Mid November... the time of year for early Christmas adverts, romantic late autumnal scenery, walks in the park and past Christmas number 1s being prematurely played in department stores.
Like Valentines Day, a joy if you're in a relationship... not so great however if you're not.
Along with the discrimination at job interviews, one of the most common side effects of a lack of epilepsy awareness is when it comes to relationships.
But I suppose for somebody without epilepsy, why would you take on the baggage of the condition? The learning how to deal with generalised seizures, getting used to seeing someone take potentially multiple tablets to control their condition every night... nah, too much hassle!
...If you're reading this thinking: "WHAT! THIS IS RIDICULOUS, HOW DARE SOMEONE THINK THAT ABOUT ME?!" Then you're right. They shouldn't.
If you're reading this thinking: "WHAT! THIS IS RIDICULOUS, HOW DARE SOMEONE THINK THAT ABOUT ANYONE?!" Then you're right... and there's light at the end of the tunnel.
In international cities like London, I think it can be worse sometimes. There's a fast and loose culture of finding the perfect person and I suppose when there's so many single people in the one place, I can understand why someone would be freaked out and move on quickly, because you're not 'perfect'. But it doesn't make what that person did right.
I'm happy to be open when I say that many of the relationships I've had in the past have been easier because my boyfriend at the time had a link to neurology, or had a medical condition himself, so they weren't phased by my epilepsy. But I've also had that look when I've got round to explaining about my condition... or the dreaded text that night, or the next morning. It's horrible and it's unfair, but in a funny way, it has a silver lining to it as well.
For every arse - male or female, who can't deal with the fact you take anti-epileptic medication, or that there's a chance you could have the seizure, there's the good guy or awesome girl, who isn't shallow enough to look at you as a label. In a way, disclosing your condition is a very quick way of sorting out someone who isn't worth wasting time on.
I generally take the opinion that people with epilepsy can be brave, resilient and more sensitive. So why wouldn't someone want to go out with someone as awesome as you?
The biggest thing to remember though is this:
Not explaining what to do if you had a seizure, or worrying about wearing your medical ID, could be dangerous for you. So not only are you making sure you're going out with someone worth your time, but you're keeping yourself safe too.
Above anything else, you have to think about yourself and your own safety first. It's never worth it to take a risk because of a group of people who are shallow and will likely end up worse off than you in terms of a relationship.

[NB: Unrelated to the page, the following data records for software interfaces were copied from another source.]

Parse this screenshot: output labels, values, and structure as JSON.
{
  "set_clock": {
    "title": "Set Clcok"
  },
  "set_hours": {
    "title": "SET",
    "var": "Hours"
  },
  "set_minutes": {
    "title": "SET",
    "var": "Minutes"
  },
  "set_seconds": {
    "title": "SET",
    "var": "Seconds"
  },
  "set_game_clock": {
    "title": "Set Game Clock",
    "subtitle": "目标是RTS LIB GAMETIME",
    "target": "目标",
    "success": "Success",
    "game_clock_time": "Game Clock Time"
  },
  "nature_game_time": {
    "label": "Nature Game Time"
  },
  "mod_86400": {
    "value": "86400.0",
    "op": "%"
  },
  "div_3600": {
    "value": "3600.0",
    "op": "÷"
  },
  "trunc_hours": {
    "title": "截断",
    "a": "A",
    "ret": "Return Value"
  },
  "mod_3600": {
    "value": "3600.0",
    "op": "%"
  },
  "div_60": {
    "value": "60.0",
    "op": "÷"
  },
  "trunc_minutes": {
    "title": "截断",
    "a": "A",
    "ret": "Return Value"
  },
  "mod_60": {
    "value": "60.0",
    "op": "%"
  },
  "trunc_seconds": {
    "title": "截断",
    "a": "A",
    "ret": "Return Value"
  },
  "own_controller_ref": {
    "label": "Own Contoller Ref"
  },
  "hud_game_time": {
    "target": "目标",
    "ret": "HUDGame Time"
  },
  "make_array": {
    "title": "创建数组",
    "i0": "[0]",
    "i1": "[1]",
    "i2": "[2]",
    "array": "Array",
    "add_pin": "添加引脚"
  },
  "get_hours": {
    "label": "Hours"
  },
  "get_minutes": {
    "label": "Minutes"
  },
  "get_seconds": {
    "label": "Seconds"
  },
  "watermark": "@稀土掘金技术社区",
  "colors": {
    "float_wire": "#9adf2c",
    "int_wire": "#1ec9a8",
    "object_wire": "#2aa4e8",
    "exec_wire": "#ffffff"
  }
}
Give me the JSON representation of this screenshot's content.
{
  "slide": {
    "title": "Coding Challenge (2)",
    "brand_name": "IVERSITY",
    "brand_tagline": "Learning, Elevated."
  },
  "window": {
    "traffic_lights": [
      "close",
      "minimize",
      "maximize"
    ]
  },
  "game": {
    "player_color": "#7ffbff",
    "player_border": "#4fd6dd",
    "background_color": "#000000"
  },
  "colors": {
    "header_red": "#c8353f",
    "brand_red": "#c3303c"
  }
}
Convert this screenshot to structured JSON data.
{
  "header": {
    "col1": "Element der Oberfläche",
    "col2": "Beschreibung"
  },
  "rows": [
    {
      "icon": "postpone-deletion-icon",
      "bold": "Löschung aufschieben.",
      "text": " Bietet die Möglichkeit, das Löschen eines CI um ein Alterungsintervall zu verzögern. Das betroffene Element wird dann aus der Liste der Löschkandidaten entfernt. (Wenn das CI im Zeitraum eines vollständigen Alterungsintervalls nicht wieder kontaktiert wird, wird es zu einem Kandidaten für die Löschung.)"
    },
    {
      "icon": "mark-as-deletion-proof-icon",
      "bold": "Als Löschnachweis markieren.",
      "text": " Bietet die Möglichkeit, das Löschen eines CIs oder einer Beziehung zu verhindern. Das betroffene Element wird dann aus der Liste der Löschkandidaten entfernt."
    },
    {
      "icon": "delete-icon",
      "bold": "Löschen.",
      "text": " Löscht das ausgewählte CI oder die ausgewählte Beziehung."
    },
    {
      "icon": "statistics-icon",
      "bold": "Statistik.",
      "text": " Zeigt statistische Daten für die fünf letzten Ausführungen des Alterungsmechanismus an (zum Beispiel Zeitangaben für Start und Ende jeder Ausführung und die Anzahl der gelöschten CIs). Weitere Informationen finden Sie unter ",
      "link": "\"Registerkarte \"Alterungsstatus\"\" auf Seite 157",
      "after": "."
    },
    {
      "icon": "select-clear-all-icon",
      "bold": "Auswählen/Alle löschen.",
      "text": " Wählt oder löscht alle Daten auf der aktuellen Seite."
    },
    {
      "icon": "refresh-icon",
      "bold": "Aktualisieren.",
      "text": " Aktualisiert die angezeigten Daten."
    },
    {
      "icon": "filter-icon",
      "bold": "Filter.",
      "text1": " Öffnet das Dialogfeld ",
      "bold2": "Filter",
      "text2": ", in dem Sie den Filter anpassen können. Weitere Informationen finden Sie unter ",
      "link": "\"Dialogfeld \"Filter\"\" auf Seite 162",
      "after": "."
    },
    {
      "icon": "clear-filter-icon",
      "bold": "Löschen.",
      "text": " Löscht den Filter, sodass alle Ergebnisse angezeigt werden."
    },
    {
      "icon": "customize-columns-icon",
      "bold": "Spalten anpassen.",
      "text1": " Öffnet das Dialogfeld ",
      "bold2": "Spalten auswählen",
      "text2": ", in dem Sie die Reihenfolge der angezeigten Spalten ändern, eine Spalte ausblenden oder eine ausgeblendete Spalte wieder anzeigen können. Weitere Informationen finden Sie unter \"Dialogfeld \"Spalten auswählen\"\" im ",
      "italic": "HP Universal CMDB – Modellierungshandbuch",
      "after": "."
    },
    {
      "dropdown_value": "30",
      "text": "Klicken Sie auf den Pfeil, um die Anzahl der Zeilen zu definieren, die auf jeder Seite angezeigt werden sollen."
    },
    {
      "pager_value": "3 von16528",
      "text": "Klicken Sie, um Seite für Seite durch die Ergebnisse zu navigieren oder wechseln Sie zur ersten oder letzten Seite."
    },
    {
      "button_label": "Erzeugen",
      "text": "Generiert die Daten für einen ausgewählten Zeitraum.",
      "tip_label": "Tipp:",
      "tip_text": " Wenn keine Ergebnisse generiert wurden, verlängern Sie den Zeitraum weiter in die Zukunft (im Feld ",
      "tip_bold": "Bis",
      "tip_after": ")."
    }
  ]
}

You're awesome and that means every part of you, so you should never be ashamed of any of it...
...it's what makes you, You.